Requirement: Take each line of the entries below that contains "this" and copy it.

Web page and app entries
--- START ---

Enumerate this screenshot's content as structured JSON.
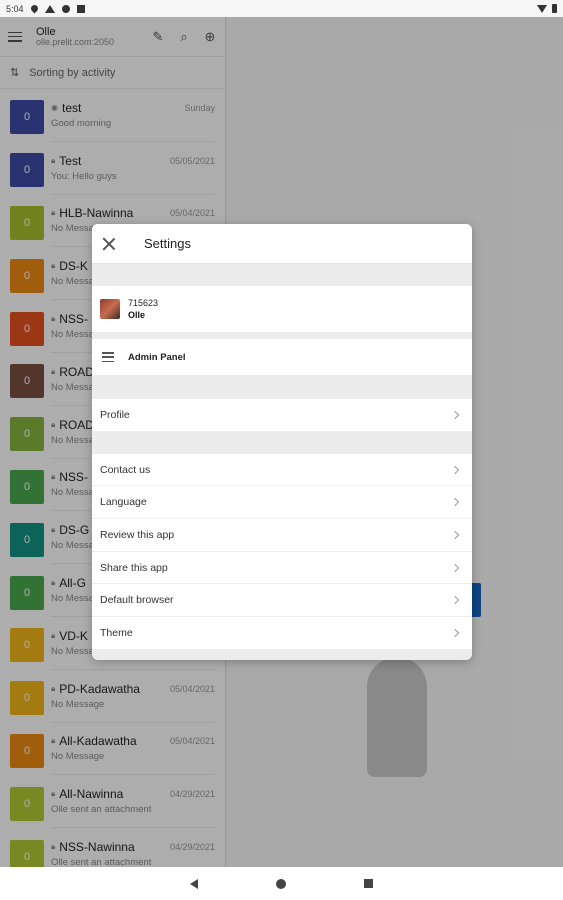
{
  "status_bar": {
    "time": "5:04"
  },
  "header": {
    "account_name": "Olle",
    "server_url": "olle.prelit.com:2050"
  },
  "sort": {
    "label": "Sorting by activity"
  },
  "chats": [
    {
      "title": "test",
      "date": "Sunday",
      "preview": "Good morning",
      "avatar_text": "0",
      "color": "#3f4aa8",
      "locked": false
    },
    {
      "title": "Test",
      "date": "05/05/2021",
      "preview": "You: Hello guys",
      "avatar_text": "0",
      "color": "#3f4aa8",
      "locked": true
    },
    {
      "title": "HLB-Nawinna",
      "date": "05/04/2021",
      "preview": "No Message",
      "avatar_text": "0",
      "color": "#a8c02e",
      "locked": true
    },
    {
      "title": "DS-K",
      "date": "",
      "preview": "No Messa",
      "avatar_text": "0",
      "color": "#ec8a12",
      "locked": true
    },
    {
      "title": "NSS-",
      "date": "",
      "preview": "No Messa",
      "avatar_text": "0",
      "color": "#e5521f",
      "locked": true
    },
    {
      "title": "ROAD",
      "date": "",
      "preview": "No Messa",
      "avatar_text": "0",
      "color": "#7a5040",
      "locked": true
    },
    {
      "title": "ROAD",
      "date": "",
      "preview": "No Messa",
      "avatar_text": "0",
      "color": "#86b53e",
      "locked": true
    },
    {
      "title": "NSS-",
      "date": "",
      "preview": "No Messa",
      "avatar_text": "0",
      "color": "#4aa84e",
      "locked": true
    },
    {
      "title": "DS-G",
      "date": "",
      "preview": "No Messa",
      "avatar_text": "0",
      "color": "#139384",
      "locked": true
    },
    {
      "title": "All-G",
      "date": "",
      "preview": "No Messa",
      "avatar_text": "0",
      "color": "#4aa84e",
      "locked": true
    },
    {
      "title": "VD-K",
      "date": "",
      "preview": "No Messa",
      "avatar_text": "0",
      "color": "#f0b619",
      "locked": true
    },
    {
      "title": "PD-Kadawatha",
      "date": "05/04/2021",
      "preview": "No Message",
      "avatar_text": "0",
      "color": "#f0b619",
      "locked": true
    },
    {
      "title": "All-Kadawatha",
      "date": "05/04/2021",
      "preview": "No Message",
      "avatar_text": "0",
      "color": "#ec8a12",
      "locked": true
    },
    {
      "title": "All-Nawinna",
      "date": "04/29/2021",
      "preview": "Olle sent an attachment",
      "avatar_text": "0",
      "color": "#b2c934",
      "locked": true
    },
    {
      "title": "NSS-Nawinna",
      "date": "04/29/2021",
      "preview": "Olle sent an attachment",
      "avatar_text": "0",
      "color": "#b2c934",
      "locked": true
    }
  ],
  "settings": {
    "title": "Settings",
    "account": {
      "user_id": "715623",
      "name": "Olle"
    },
    "admin_panel": "Admin Panel",
    "profile": "Profile",
    "menu": [
      "Contact us",
      "Language",
      "Review this app",
      "Share this app",
      "Default browser",
      "Theme"
    ]
  }
}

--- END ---

Written answer:
Enumerate this screenshot's content as structured JSON.
      "Review this app",
      "Share this app",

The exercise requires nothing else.